Most microcontrollers that are suitable for crypto I've seen have a variant with a hardware RNG. For example the PIC32 series by Microchip.
However, if not, what you could do is attaching some sensor to an ADC. It would depend on your environment what kind of sensor you could use. It can be anything, which is not easily manipulated (at least not in the LSB(s)).
Then, take the LSB(s) from the ADC, or better yet, use a randomness extractor. How often you can fetch me bits, and how many you can fetch at a time, depends on the ADC, the sensor and the environment, and the security level you want to reach.
If you can go a bit further than just your microcontroller, there are some small hardware circuits that can be used to create randomness. One example is using a diode's avalanche effect.
Avalanche noise is the noise produced when a junction diode is operated at the onset of avalanche breakdown. It occurs when carriers acquire enough kinetic energy under the influence of the strong electric field to create additional electron-hole pairs by colliding with the atoms in the crystal lattice. If this process happens to spill over into an avalanche effect, random noise spikes may be observed.
In short, we can use a diode with some external circuitry to create random noise spikes.
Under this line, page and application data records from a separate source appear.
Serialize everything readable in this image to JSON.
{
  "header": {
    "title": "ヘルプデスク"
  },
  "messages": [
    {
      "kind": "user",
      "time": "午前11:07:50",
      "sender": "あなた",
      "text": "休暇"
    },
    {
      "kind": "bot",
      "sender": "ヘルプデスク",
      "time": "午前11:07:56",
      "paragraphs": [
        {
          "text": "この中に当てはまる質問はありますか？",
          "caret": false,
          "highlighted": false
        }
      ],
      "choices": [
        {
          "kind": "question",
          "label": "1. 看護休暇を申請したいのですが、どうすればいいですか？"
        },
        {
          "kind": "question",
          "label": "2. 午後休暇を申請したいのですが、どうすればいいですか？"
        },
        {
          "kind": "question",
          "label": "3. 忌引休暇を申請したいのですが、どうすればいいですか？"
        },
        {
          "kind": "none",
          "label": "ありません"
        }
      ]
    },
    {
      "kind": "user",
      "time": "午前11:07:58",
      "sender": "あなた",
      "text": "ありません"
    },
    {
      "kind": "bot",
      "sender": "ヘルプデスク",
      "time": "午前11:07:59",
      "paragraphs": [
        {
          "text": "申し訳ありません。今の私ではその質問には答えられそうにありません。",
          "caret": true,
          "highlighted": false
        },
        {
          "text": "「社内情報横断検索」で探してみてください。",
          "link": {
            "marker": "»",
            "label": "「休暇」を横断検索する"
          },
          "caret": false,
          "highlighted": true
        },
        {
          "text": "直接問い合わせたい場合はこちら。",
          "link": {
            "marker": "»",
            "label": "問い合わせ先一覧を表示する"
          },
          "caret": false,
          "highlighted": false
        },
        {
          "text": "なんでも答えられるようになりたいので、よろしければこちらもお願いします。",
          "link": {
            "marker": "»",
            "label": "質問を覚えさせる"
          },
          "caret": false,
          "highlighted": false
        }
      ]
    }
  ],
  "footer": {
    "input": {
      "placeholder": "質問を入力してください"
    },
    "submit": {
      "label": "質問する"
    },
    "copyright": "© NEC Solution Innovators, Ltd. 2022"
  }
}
If we then amplify that signal and feed it to a comparator, we get a random bit string.